It is settled that good will, as a distinct property right, is a capital asset under the tax laws. See Ensley Bank & Trust Co. v. United States, 154 F.2d 968 (CA 5, 1946), cert. den. 329 U.S. 732, 67 S.Ct. 94, 91 L.Ed. 633; V. L. Phillips & Co., Inc. et al. v. Pennsylvania Threshermen & Farmers' Mut. Cas. Ins. Co., 199 F.2d 244 (CA 4, 1952); George J. Aitken et al. v. Commissioner of Internal Revenue, 35 T.C. 227 (1960).
The informational data handed over to Ryan and Fry was starkly naked of any embellishments, accoutrements or schemes which would change its character into a substitute for anticipated income, as the Commissioner has urged. If, in fact, there had been consideration, even in part, for a covenant not to compete the whole nature of the transaction would be screened for tax purposes through the fine mesh sieve of anticipated income and thus as ordinary gain on renewals of policies. But the core of the Commissioner's argument here fails. The Tax Court found, as a fact, and the record reflects competent and even convincing, evidence that Killian got nothing for the covenant not to compete.
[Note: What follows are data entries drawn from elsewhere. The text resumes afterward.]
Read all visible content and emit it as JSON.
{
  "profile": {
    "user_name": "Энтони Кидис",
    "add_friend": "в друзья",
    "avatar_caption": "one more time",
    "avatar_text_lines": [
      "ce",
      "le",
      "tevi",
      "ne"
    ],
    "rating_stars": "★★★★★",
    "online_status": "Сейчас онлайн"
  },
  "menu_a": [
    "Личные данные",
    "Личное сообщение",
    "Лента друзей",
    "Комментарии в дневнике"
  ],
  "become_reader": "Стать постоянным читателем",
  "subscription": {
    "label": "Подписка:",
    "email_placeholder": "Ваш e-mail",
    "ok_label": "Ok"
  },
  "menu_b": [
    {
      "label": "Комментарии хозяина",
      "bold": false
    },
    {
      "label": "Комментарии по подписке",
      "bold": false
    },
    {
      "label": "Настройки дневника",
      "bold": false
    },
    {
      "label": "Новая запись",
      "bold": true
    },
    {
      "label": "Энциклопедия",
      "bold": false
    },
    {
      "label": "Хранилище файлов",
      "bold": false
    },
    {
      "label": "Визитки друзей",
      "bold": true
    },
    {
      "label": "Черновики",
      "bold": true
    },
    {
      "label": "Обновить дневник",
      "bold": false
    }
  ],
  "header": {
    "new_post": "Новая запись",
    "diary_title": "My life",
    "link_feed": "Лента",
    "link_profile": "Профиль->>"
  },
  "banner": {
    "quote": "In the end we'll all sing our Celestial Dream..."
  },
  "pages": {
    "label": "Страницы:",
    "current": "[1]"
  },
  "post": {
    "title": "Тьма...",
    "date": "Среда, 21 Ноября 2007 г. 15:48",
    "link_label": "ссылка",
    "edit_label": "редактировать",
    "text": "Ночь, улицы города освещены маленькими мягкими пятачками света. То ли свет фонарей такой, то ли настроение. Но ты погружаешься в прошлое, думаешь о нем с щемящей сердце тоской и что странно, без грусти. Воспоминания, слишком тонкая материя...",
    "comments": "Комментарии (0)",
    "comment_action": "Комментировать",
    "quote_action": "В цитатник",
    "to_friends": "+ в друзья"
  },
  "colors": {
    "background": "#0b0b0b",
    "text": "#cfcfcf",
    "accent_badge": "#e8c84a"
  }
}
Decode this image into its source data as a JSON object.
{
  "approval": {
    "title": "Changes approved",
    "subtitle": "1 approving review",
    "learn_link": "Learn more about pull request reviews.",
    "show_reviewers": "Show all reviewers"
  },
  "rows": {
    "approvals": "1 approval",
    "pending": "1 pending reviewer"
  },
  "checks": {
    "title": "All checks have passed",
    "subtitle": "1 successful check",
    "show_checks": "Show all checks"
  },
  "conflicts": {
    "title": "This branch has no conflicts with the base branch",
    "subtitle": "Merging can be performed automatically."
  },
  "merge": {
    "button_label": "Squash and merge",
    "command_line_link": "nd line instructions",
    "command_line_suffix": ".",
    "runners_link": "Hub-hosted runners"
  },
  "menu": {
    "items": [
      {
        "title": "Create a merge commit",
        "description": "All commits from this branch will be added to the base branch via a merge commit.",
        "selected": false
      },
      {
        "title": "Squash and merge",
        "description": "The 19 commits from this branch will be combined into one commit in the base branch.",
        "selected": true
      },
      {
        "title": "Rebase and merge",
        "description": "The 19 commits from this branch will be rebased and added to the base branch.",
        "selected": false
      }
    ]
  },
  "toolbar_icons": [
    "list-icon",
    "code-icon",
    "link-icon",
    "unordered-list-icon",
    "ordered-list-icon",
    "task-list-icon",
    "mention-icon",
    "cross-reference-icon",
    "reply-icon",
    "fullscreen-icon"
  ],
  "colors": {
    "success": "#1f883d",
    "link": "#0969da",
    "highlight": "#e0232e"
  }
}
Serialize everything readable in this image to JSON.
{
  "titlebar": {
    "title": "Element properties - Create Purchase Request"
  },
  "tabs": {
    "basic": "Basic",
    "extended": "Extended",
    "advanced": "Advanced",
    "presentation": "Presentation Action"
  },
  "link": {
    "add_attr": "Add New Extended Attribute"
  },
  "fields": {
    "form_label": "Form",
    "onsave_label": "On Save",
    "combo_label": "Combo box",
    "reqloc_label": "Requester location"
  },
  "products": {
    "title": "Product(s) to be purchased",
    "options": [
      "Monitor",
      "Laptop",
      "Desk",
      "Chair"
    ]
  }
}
We note particularly also that Killian had already received all of the commissions due him under the policies covered by the informational data, and that he had reported them all in his tax returns and received none thereafter. This is quite distinct from the sale of anticipated renewals from, for example, life insurance policies, which pay commissions after the first year without being re-written in a new policy. There was no service fee or other definitive accrual right here. The Tax Court was correct in its determination that the payment to Killian under these facts was not a lump sum consideration essentially a substitute for what would otherwise be regarded at a future time as ordinary income. See Commissioner of Internal Revenue, et al. v. P. G. Lake, Inc., et al., 356 U.S. 260, 78 S.Ct. 691, 2 L.Ed.2d 743. There was nothing here which was automatic, perfunctory or legally enforceable coming to Ryan and Fry which could be equated with Killian's future income. Neither they nor Killian could do more than project, prospectively, the value of Killian's relationship with the policy holders identified on the informational data.
It was this, and this alone, which the Tax Court found to have been sold. We can make nothing more of this agreement. The record supports its crucial factual findings in all particulars and the law was applied correctly. Its decision, therefore, is
Title 26 United States Code § 7482
"(a) Jurisdiction. — The United States Courts of Appeals shall have exclusive jurisdiction to review the decisions of the Tax Court, except as provided in section 1254 of Title 28 of the United States Code, in the same manner and to the same extent as decisions of the district courts in civil actions tried without a jury; * * *"
Rule 52, Federal Rules of Civil Procedure, establishes the standard of review of decisions of the district courts in civil actions tried without a jury in the following pertinent language: "* * * Findings of fact shall not be set aside unless clearly erroneous, and due regard shall be given to the opportunity of the trial court to judge of the credibility of the witnesses. * * *"